The more adventurous among you who gave Leos Carax’s recent film Holy Motors a try — and liked it — will certainly want to give his 1991 film The Lovers on the Bridge a try. Even if you didn’t like Holy Motors, this may work for you, since it’s…well, not more “normal” actually, but more accessible in that Carax is at least working from a more straightforward story here. I should warn you that anyone looking for The Lovers to make sense of Holy Motors is apt to be disappointed. Oh, you’ll find a lot of cross-references — Denis Lavant starring again as a character named Alex, the Samaritaine department store, Edith Scob showing up, a similar tone — but no explanations, merely the sense that the two films are part of the same world.

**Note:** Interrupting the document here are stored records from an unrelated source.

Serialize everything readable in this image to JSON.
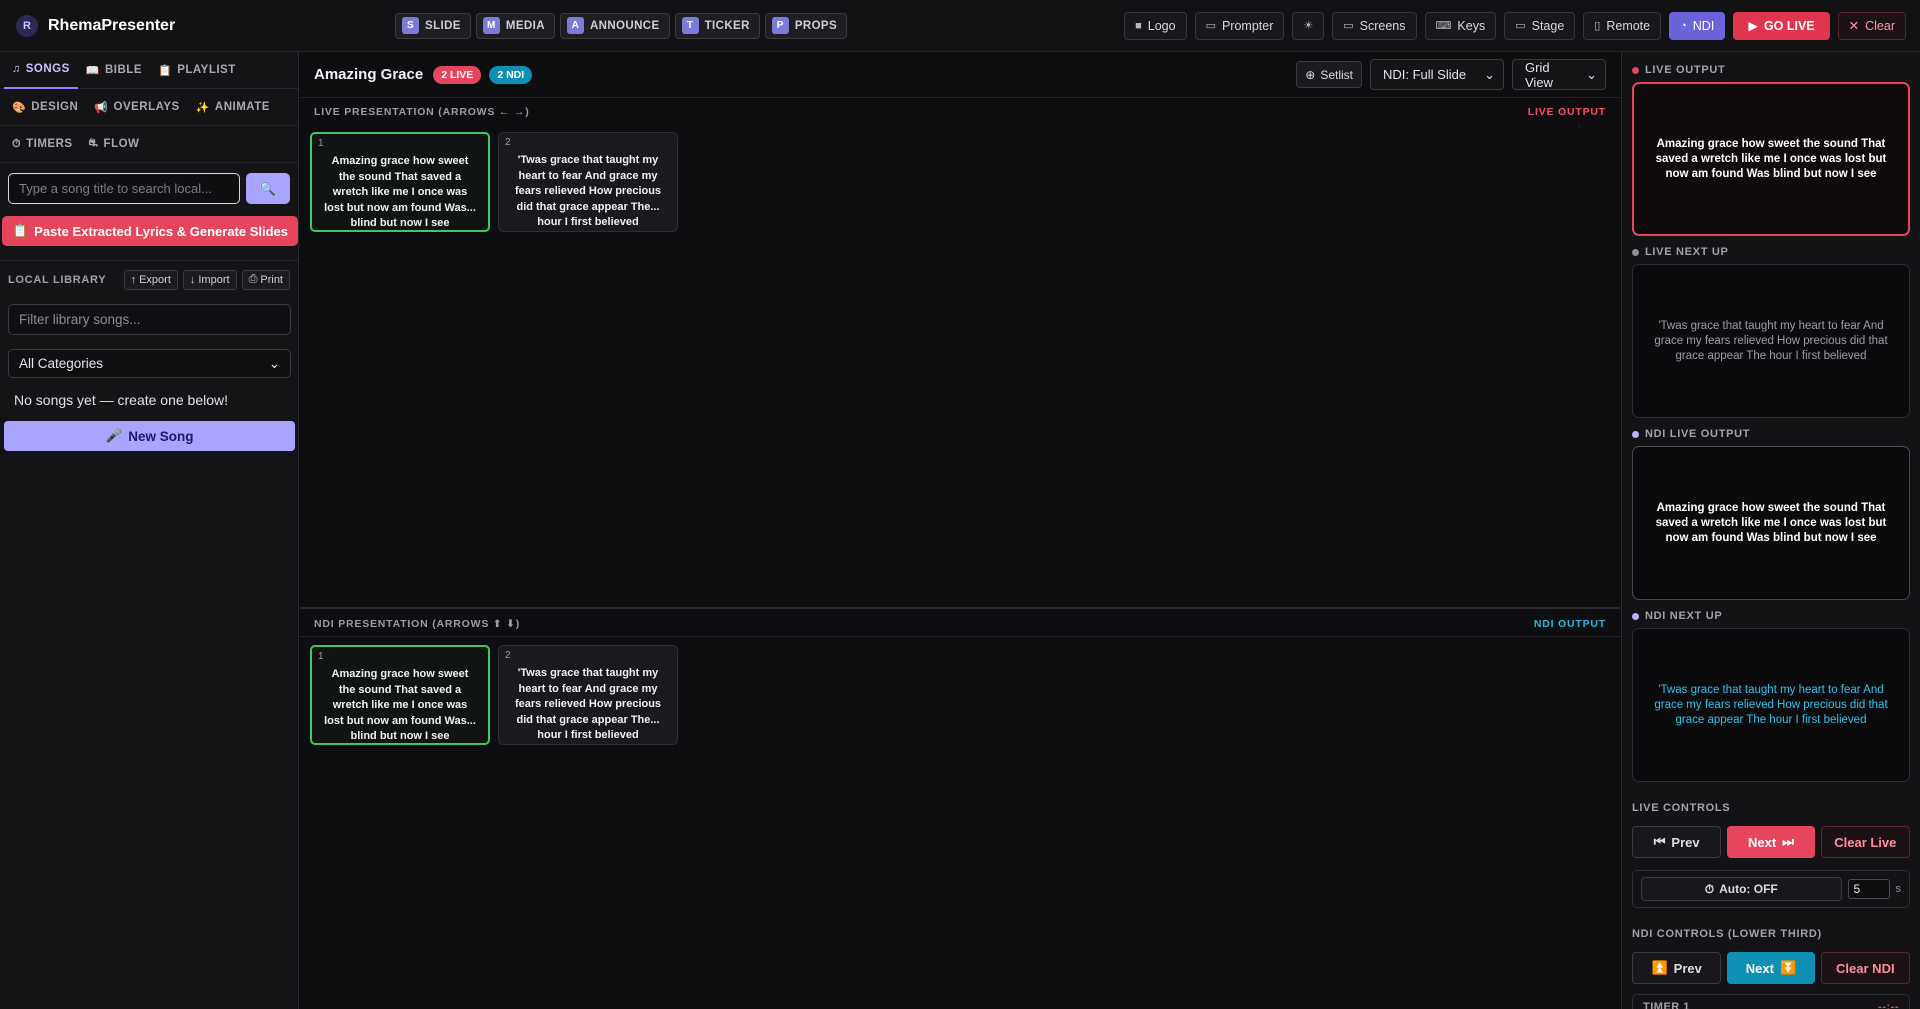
{
  "app": {
    "title": "RhemaPresenter"
  },
  "modes": [
    {
      "key": "S",
      "label": "SLIDE"
    },
    {
      "key": "M",
      "label": "MEDIA"
    },
    {
      "key": "A",
      "label": "ANNOUNCE"
    },
    {
      "key": "T",
      "label": "TICKER"
    },
    {
      "key": "P",
      "label": "PROPS"
    }
  ],
  "toolbar": {
    "logo": "Logo",
    "prompter": "Prompter",
    "theme_icon": "☀",
    "screens": "Screens",
    "keys": "Keys",
    "stage": "Stage",
    "remote": "Remote",
    "ndi": "NDI",
    "go_live": "GO LIVE",
    "clear": "Clear"
  },
  "sidebar": {
    "tabs": [
      {
        "icon": "♫",
        "label": "SONGS"
      },
      {
        "icon": "📖",
        "label": "BIBLE"
      },
      {
        "icon": "📋",
        "label": "PLAYLIST"
      },
      {
        "icon": "🎨",
        "label": "DESIGN"
      },
      {
        "icon": "📢",
        "label": "OVERLAYS"
      },
      {
        "icon": "✨",
        "label": "ANIMATE"
      },
      {
        "icon": "⏱",
        "label": "TIMERS"
      },
      {
        "icon": "⛐",
        "label": "FLOW"
      }
    ],
    "search_placeholder": "Type a song title to search local...",
    "search_icon": "🔍",
    "paste_button": "Paste Extracted Lyrics & Generate Slides",
    "paste_icon": "📋",
    "library_title": "LOCAL LIBRARY",
    "export": "Export",
    "import": "Import",
    "print": "Print",
    "filter_placeholder": "Filter library songs...",
    "category": "All Categories",
    "empty": "No songs yet — create one below!",
    "new_song": "New Song",
    "new_song_icon": "🎤"
  },
  "main": {
    "song_title": "Amazing Grace",
    "live_badge": "2 LIVE",
    "ndi_badge": "2 NDI",
    "setlist": "Setlist",
    "ndi_mode": "NDI: Full Slide",
    "view": "Grid View",
    "live_section": "LIVE PRESENTATION (ARROWS ← →)",
    "live_output": "LIVE OUTPUT",
    "ndi_section": "NDI PRESENTATION (ARROWS ⬆ ⬇)",
    "ndi_output": "NDI OUTPUT",
    "live_slides": [
      {
        "num": "1",
        "text": "Amazing grace how sweet the sound That saved a wretch like me I once was lost but now am found Was... blind but now I see",
        "active": true
      },
      {
        "num": "2",
        "text": "'Twas grace that taught my heart to fear And grace my fears relieved How precious did that grace appear The... hour I first believed",
        "active": false
      }
    ],
    "ndi_slides": [
      {
        "num": "1",
        "text": "Amazing grace how sweet the sound That saved a wretch like me I once was lost but now am found Was... blind but now I see",
        "active": true
      },
      {
        "num": "2",
        "text": "'Twas grace that taught my heart to fear And grace my fears relieved How precious did that grace appear The... hour I first believed",
        "active": false
      }
    ]
  },
  "rpanel": {
    "live_output_label": "LIVE OUTPUT",
    "live_output_text": "Amazing grace how sweet the sound That saved a wretch like me I once was lost but now am found Was blind but now I see",
    "live_next_label": "LIVE NEXT UP",
    "live_next_text": "'Twas grace that taught my heart to fear And grace my fears relieved How precious did that grace appear The hour I first believed",
    "ndi_live_label": "NDI LIVE OUTPUT",
    "ndi_live_text": "Amazing grace how sweet the sound That saved a wretch like me I once was lost but now am found Was blind but now I see",
    "ndi_next_label": "NDI NEXT UP",
    "ndi_next_text": "'Twas grace that taught my heart to fear And grace my fears relieved How precious did that grace appear The hour I first believed",
    "live_controls": "LIVE CONTROLS",
    "prev": "Prev",
    "next": "Next",
    "clear_live": "Clear Live",
    "auto": "Auto: OFF",
    "auto_value": "5",
    "auto_unit": "s",
    "ndi_controls": "NDI CONTROLS (LOWER THIRD)",
    "clear_ndi": "Clear NDI",
    "timer_label": "TIMER 1",
    "timer_value": "--:--"
  },
  "colors": {
    "accent": "#8b86ff",
    "live": "#e5465d",
    "ndi": "#0e8fb3",
    "active_slide": "#3ac968"
  }
}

The story concerns a pair of drifters — Alex and Michele (Carax’s then-girlfriend Juliette Binoche) — living on the streets of Paris who meet and fall in love. He lives on the Pont-Neuf Bridge, which is closed for repairs, is addicted to sleeping draughts, and ekes out a kind of living a fire-eating street performer. She’s an artist — from a very different social class — who has run away because she’s going blind. Much to the distaste of the old man, Hans (Klaus-Michael Gruber), who controls the bridge (and the sleeping draughts), the two “move in” together. But things take several surprising turns that I’ll not describe here. It took the film eight years to make it to the U.S. — and then only with the support of Martin Scorsese — and it took me a lot longer to catch up with it. It was worth the wait and the effort, because it turns out to be truly extraordinary filmmaking from a unique cinematic voice.

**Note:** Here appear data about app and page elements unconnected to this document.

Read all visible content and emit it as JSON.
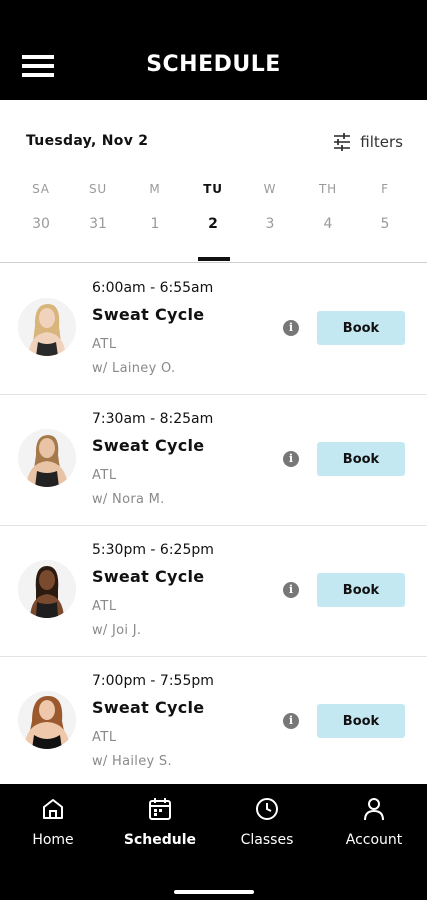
{
  "header": {
    "title": "SCHEDULE",
    "menu_icon": "hamburger-menu-icon"
  },
  "date_bar": {
    "selected_date": "Tuesday, Nov 2",
    "filters_label": "filters",
    "filters_icon": "sliders-icon"
  },
  "week": [
    {
      "name": "SA",
      "num": "30",
      "active": false
    },
    {
      "name": "SU",
      "num": "31",
      "active": false
    },
    {
      "name": "M",
      "num": "1",
      "active": false
    },
    {
      "name": "TU",
      "num": "2",
      "active": true
    },
    {
      "name": "W",
      "num": "3",
      "active": false
    },
    {
      "name": "TH",
      "num": "4",
      "active": false
    },
    {
      "name": "F",
      "num": "5",
      "active": false
    }
  ],
  "classes": [
    {
      "time": "6:00am - 6:55am",
      "name": "Sweat Cycle",
      "location": "ATL",
      "instructor": "w/ Lainey O.",
      "book_label": "Book",
      "skin": "#f0d2bd",
      "hair": "#d8b57a",
      "top": "#2a2a2a"
    },
    {
      "time": "7:30am - 8:25am",
      "name": "Sweat Cycle",
      "location": "ATL",
      "instructor": "w/ Nora M.",
      "book_label": "Book",
      "skin": "#e9c3a5",
      "hair": "#a5794a",
      "top": "#222222"
    },
    {
      "time": "5:30pm - 6:25pm",
      "name": "Sweat Cycle",
      "location": "ATL",
      "instructor": "w/ Joi J.",
      "book_label": "Book",
      "skin": "#7a4a2e",
      "hair": "#2a1a10",
      "top": "#1e1e1e"
    },
    {
      "time": "7:00pm - 7:55pm",
      "name": "Sweat Cycle",
      "location": "ATL",
      "instructor": "w/ Hailey S.",
      "book_label": "Book",
      "skin": "#efc7aa",
      "hair": "#9a5a2e",
      "top": "#111111"
    }
  ],
  "tabs": [
    {
      "label": "Home",
      "icon": "home-icon",
      "active": false
    },
    {
      "label": "Schedule",
      "icon": "calendar-icon",
      "active": true
    },
    {
      "label": "Classes",
      "icon": "clock-icon",
      "active": false
    },
    {
      "label": "Account",
      "icon": "user-icon",
      "active": false
    }
  ],
  "colors": {
    "book_button": "#c4e8f1",
    "bar_background": "#000000",
    "text_primary": "#111111",
    "text_muted": "#8a8a8a"
  }
}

The Asheville Film Society will screen The Lovers on the Bridge Tuesday, Jan. 22 at 8 p.m. in the Cinema Lounge of The Carolina Asheville and will be hosted by Xpress movie critics Ken Hanke and Justin Souther.